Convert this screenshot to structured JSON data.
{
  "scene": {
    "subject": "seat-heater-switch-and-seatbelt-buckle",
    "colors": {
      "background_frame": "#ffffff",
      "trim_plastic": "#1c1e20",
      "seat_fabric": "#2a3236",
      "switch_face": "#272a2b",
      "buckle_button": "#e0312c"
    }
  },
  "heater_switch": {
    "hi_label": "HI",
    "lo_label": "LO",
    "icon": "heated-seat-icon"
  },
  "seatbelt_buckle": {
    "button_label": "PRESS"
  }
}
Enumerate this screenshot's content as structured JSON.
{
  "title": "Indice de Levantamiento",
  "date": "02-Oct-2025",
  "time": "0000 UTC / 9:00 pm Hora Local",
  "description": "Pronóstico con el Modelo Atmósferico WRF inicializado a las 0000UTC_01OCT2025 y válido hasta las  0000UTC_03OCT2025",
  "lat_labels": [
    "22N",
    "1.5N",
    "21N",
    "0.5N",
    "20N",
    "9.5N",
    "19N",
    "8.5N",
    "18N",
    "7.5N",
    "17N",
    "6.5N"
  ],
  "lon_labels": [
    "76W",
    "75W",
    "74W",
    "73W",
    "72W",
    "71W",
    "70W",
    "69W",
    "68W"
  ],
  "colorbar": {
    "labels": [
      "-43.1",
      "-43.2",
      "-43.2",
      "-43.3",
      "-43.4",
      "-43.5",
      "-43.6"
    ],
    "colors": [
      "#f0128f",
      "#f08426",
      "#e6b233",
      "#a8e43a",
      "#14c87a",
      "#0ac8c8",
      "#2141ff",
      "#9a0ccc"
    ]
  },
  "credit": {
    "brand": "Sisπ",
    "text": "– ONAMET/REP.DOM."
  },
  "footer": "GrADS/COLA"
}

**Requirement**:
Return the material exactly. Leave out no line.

**Response below**:
Convert this screenshot to structured JSON data.
{
  "scene": {
    "subject": "seat-heater-switch-and-seatbelt-buckle",
    "colors": {
      "background_frame": "#ffffff",
      "trim_plastic": "#1c1e20",
      "seat_fabric": "#2a3236",
      "switch_face": "#272a2b",
      "buckle_button": "#e0312c"
    }
  },
  "heater_switch": {
    "hi_label": "HI",
    "lo_label": "LO",
    "icon": "heated-seat-icon"
  },
  "seatbelt_buckle": {
    "button_label": "PRESS"
  }
}
Enumerate this screenshot's content as structured JSON.
{
  "title": "Indice de Levantamiento",
  "date": "02-Oct-2025",
  "time": "0000 UTC / 9:00 pm Hora Local",
  "description": "Pronóstico con el Modelo Atmósferico WRF inicializado a las 0000UTC_01OCT2025 y válido hasta las  0000UTC_03OCT2025",
  "lat_labels": [
    "22N",
    "1.5N",
    "21N",
    "0.5N",
    "20N",
    "9.5N",
    "19N",
    "8.5N",
    "18N",
    "7.5N",
    "17N",
    "6.5N"
  ],
  "lon_labels": [
    "76W",
    "75W",
    "74W",
    "73W",
    "72W",
    "71W",
    "70W",
    "69W",
    "68W"
  ],
  "colorbar": {
    "labels": [
      "-43.1",
      "-43.2",
      "-43.2",
      "-43.3",
      "-43.4",
      "-43.5",
      "-43.6"
    ],
    "colors": [
      "#f0128f",
      "#f08426",
      "#e6b233",
      "#a8e43a",
      "#14c87a",
      "#0ac8c8",
      "#2141ff",
      "#9a0ccc"
    ]
  },
  "credit": {
    "brand": "Sisπ",
    "text": "– ONAMET/REP.DOM."
  },
  "footer": "GrADS/COLA"
}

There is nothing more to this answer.